→ **Task**: All of the listing is to be written out word for word, with the pictures left out.

→ **Available data**:
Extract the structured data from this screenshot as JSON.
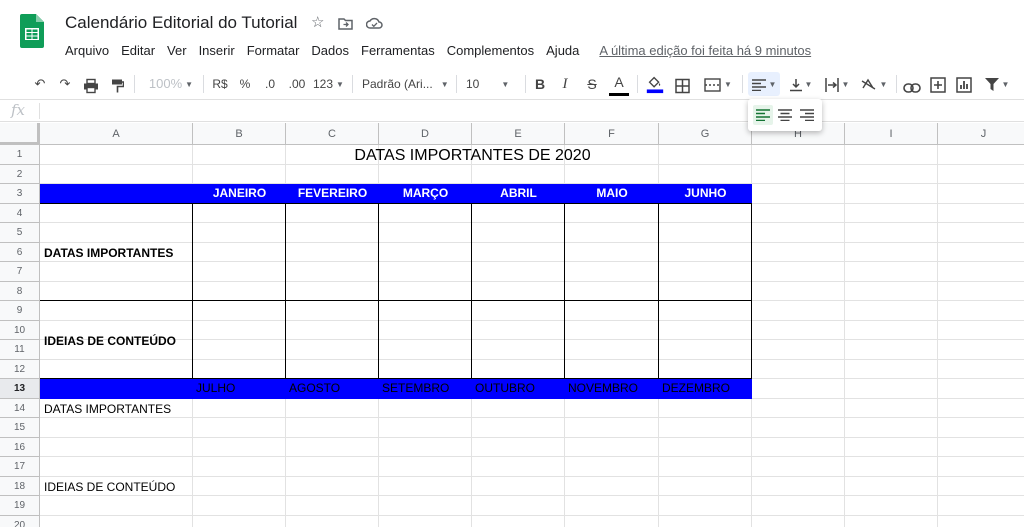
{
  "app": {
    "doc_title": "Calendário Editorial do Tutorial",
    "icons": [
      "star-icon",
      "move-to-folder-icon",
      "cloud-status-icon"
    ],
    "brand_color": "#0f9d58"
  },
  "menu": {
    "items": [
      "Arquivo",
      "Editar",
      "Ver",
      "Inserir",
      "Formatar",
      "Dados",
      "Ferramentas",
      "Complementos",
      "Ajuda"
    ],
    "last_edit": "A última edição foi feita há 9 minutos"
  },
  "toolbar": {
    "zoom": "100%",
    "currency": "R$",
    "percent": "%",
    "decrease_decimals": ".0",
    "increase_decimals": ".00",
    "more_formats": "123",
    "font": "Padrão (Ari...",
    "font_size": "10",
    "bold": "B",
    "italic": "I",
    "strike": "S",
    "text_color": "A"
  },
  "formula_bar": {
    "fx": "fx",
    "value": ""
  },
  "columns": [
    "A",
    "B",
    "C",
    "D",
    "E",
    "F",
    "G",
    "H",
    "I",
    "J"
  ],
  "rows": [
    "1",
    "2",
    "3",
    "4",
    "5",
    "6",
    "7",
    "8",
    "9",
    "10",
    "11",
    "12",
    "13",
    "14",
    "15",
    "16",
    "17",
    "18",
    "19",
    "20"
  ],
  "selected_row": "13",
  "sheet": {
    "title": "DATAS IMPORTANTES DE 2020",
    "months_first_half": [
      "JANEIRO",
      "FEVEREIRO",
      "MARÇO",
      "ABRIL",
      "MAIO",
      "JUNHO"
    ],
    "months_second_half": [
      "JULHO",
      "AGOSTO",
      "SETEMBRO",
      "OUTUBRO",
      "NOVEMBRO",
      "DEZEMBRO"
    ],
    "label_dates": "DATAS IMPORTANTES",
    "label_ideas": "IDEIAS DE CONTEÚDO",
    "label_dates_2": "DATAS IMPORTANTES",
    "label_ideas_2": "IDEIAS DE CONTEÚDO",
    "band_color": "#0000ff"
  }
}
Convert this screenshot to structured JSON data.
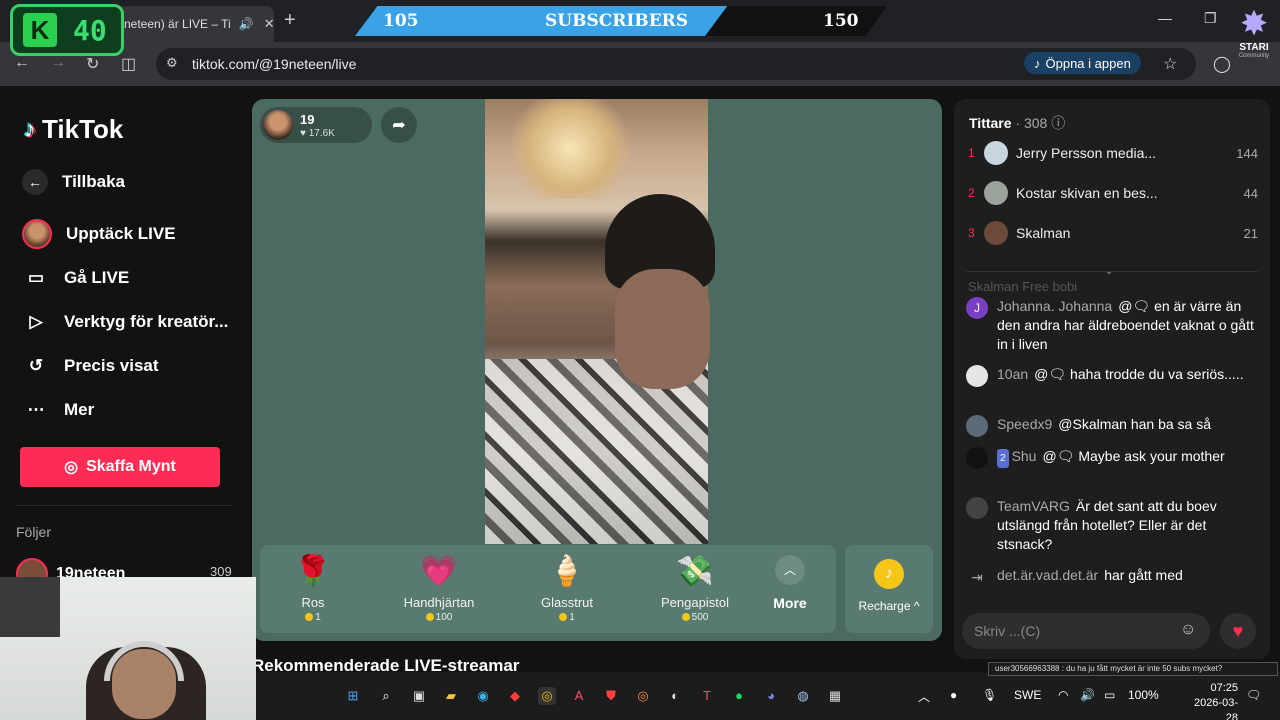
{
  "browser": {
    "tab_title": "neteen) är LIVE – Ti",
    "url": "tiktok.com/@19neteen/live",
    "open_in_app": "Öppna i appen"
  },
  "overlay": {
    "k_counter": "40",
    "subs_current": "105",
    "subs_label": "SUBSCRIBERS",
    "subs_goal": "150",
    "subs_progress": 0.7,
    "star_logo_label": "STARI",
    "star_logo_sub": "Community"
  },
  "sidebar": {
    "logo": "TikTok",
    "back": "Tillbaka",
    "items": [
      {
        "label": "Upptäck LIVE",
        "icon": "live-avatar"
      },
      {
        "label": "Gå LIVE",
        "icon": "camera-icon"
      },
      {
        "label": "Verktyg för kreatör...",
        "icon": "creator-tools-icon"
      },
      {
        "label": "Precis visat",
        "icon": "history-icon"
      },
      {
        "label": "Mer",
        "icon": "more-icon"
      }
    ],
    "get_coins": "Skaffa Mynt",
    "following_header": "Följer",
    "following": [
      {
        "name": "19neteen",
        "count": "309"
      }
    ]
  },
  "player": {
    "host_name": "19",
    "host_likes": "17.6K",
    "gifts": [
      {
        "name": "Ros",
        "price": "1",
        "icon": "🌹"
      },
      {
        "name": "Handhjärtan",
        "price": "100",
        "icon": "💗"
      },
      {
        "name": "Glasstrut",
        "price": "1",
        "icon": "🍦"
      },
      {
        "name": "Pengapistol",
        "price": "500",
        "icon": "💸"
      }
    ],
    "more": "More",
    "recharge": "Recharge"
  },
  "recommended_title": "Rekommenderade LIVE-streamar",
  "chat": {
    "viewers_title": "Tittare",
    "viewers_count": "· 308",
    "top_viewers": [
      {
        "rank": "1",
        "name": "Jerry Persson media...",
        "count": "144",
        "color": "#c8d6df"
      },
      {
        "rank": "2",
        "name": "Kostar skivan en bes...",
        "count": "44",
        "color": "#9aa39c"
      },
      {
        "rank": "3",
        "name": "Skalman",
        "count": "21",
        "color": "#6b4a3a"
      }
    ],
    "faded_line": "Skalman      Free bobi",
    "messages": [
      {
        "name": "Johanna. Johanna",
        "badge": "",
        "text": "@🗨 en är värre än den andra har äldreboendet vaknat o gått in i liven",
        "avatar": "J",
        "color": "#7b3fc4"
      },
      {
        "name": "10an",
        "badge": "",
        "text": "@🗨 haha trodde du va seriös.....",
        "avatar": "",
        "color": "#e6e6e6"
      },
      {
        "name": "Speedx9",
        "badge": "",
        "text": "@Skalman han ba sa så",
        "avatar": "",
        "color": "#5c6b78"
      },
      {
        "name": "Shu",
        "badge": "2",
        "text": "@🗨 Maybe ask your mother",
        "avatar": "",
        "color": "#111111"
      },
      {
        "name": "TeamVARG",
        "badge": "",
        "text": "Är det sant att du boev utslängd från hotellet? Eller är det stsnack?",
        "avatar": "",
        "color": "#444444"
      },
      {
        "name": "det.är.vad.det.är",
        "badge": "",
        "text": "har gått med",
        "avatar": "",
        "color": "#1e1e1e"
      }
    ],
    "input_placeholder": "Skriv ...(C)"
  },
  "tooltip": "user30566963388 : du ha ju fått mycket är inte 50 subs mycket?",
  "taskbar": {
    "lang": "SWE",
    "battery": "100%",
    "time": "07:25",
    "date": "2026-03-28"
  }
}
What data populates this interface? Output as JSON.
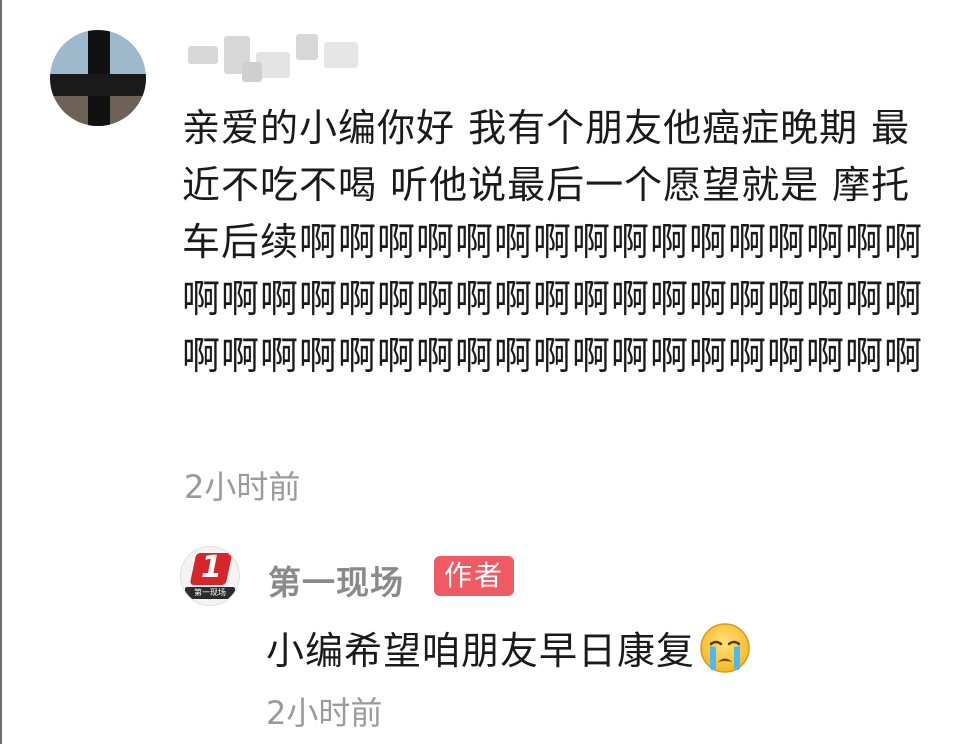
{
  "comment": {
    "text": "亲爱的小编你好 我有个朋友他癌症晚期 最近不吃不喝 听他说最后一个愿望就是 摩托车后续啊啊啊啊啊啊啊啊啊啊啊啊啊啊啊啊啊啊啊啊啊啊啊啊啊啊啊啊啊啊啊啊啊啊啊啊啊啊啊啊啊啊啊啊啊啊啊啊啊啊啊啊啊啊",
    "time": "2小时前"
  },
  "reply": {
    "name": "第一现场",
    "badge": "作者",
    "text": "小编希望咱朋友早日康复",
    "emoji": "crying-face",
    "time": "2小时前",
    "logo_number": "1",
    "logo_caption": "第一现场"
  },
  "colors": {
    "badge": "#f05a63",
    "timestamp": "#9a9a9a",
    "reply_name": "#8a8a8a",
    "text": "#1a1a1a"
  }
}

→ **Your solution**:
Extract the structured data from this screenshot as JSON.
{
  "app": {
    "doc_title": "Calendário Editorial do Tutorial",
    "icons": [
      "star-icon",
      "move-to-folder-icon",
      "cloud-status-icon"
    ],
    "brand_color": "#0f9d58"
  },
  "menu": {
    "items": [
      "Arquivo",
      "Editar",
      "Ver",
      "Inserir",
      "Formatar",
      "Dados",
      "Ferramentas",
      "Complementos",
      "Ajuda"
    ],
    "last_edit": "A última edição foi feita há 9 minutos"
  },
  "toolbar": {
    "zoom": "100%",
    "currency": "R$",
    "percent": "%",
    "decrease_decimals": ".0",
    "increase_decimals": ".00",
    "more_formats": "123",
    "font": "Padrão (Ari...",
    "font_size": "10",
    "bold": "B",
    "italic": "I",
    "strike": "S",
    "text_color": "A"
  },
  "formula_bar": {
    "fx": "fx",
    "value": ""
  },
  "columns": [
    "A",
    "B",
    "C",
    "D",
    "E",
    "F",
    "G",
    "H",
    "I",
    "J"
  ],
  "rows": [
    "1",
    "2",
    "3",
    "4",
    "5",
    "6",
    "7",
    "8",
    "9",
    "10",
    "11",
    "12",
    "13",
    "14",
    "15",
    "16",
    "17",
    "18",
    "19",
    "20"
  ],
  "selected_row": "13",
  "sheet": {
    "title": "DATAS IMPORTANTES DE 2020",
    "months_first_half": [
      "JANEIRO",
      "FEVEREIRO",
      "MARÇO",
      "ABRIL",
      "MAIO",
      "JUNHO"
    ],
    "months_second_half": [
      "JULHO",
      "AGOSTO",
      "SETEMBRO",
      "OUTUBRO",
      "NOVEMBRO",
      "DEZEMBRO"
    ],
    "label_dates": "DATAS IMPORTANTES",
    "label_ideas": "IDEIAS DE CONTEÚDO",
    "label_dates_2": "DATAS IMPORTANTES",
    "label_ideas_2": "IDEIAS DE CONTEÚDO",
    "band_color": "#0000ff"
  }
}
Convert this screenshot to structured JSON data.
{
  "browser": {
    "tab_title": "neteen) är LIVE – Ti",
    "url": "tiktok.com/@19neteen/live",
    "open_in_app": "Öppna i appen"
  },
  "overlay": {
    "k_counter": "40",
    "subs_current": "105",
    "subs_label": "SUBSCRIBERS",
    "subs_goal": "150",
    "subs_progress": 0.7,
    "star_logo_label": "STARI",
    "star_logo_sub": "Community"
  },
  "sidebar": {
    "logo": "TikTok",
    "back": "Tillbaka",
    "items": [
      {
        "label": "Upptäck LIVE",
        "icon": "live-avatar"
      },
      {
        "label": "Gå LIVE",
        "icon": "camera-icon"
      },
      {
        "label": "Verktyg för kreatör...",
        "icon": "creator-tools-icon"
      },
      {
        "label": "Precis visat",
        "icon": "history-icon"
      },
      {
        "label": "Mer",
        "icon": "more-icon"
      }
    ],
    "get_coins": "Skaffa Mynt",
    "following_header": "Följer",
    "following": [
      {
        "name": "19neteen",
        "count": "309"
      }
    ]
  },
  "player": {
    "host_name": "19",
    "host_likes": "17.6K",
    "gifts": [
      {
        "name": "Ros",
        "price": "1",
        "icon": "🌹"
      },
      {
        "name": "Handhjärtan",
        "price": "100",
        "icon": "💗"
      },
      {
        "name": "Glasstrut",
        "price": "1",
        "icon": "🍦"
      },
      {
        "name": "Pengapistol",
        "price": "500",
        "icon": "💸"
      }
    ],
    "more": "More",
    "recharge": "Recharge"
  },
  "recommended_title": "Rekommenderade LIVE-streamar",
  "chat": {
    "viewers_title": "Tittare",
    "viewers_count": "· 308",
    "top_viewers": [
      {
        "rank": "1",
        "name": "Jerry Persson media...",
        "count": "144",
        "color": "#c8d6df"
      },
      {
        "rank": "2",
        "name": "Kostar skivan en bes...",
        "count": "44",
        "color": "#9aa39c"
      },
      {
        "rank": "3",
        "name": "Skalman",
        "count": "21",
        "color": "#6b4a3a"
      }
    ],
    "faded_line": "Skalman      Free bobi",
    "messages": [
      {
        "name": "Johanna. Johanna",
        "badge": "",
        "text": "@🗨 en är värre än den andra har äldreboendet vaknat o gått in i liven",
        "avatar": "J",
        "color": "#7b3fc4"
      },
      {
        "name": "10an",
        "badge": "",
        "text": "@🗨 haha trodde du va seriös.....",
        "avatar": "",
        "color": "#e6e6e6"
      },
      {
        "name": "Speedx9",
        "badge": "",
        "text": "@Skalman han ba sa så",
        "avatar": "",
        "color": "#5c6b78"
      },
      {
        "name": "Shu",
        "badge": "2",
        "text": "@🗨 Maybe ask your mother",
        "avatar": "",
        "color": "#111111"
      },
      {
        "name": "TeamVARG",
        "badge": "",
        "text": "Är det sant att du boev utslängd från hotellet? Eller är det stsnack?",
        "avatar": "",
        "color": "#444444"
      },
      {
        "name": "det.är.vad.det.är",
        "badge": "",
        "text": "har gått med",
        "avatar": "",
        "color": "#1e1e1e"
      }
    ],
    "input_placeholder": "Skriv ...(C)"
  },
  "tooltip": "user30566963388 : du ha ju fått mycket är inte 50 subs mycket?",
  "taskbar": {
    "lang": "SWE",
    "battery": "100%",
    "time": "07:25",
    "date": "2026-03-28"
  }
}
What data populates this interface? Output as JSON.
{
  "comment": {
    "text": "亲爱的小编你好 我有个朋友他癌症晚期 最近不吃不喝 听他说最后一个愿望就是 摩托车后续啊啊啊啊啊啊啊啊啊啊啊啊啊啊啊啊啊啊啊啊啊啊啊啊啊啊啊啊啊啊啊啊啊啊啊啊啊啊啊啊啊啊啊啊啊啊啊啊啊啊啊啊啊啊",
    "time": "2小时前"
  },
  "reply": {
    "name": "第一现场",
    "badge": "作者",
    "text": "小编希望咱朋友早日康复",
    "emoji": "crying-face",
    "time": "2小时前",
    "logo_number": "1",
    "logo_caption": "第一现场"
  },
  "colors": {
    "badge": "#f05a63",
    "timestamp": "#9a9a9a",
    "reply_name": "#8a8a8a",
    "text": "#1a1a1a"
  }
}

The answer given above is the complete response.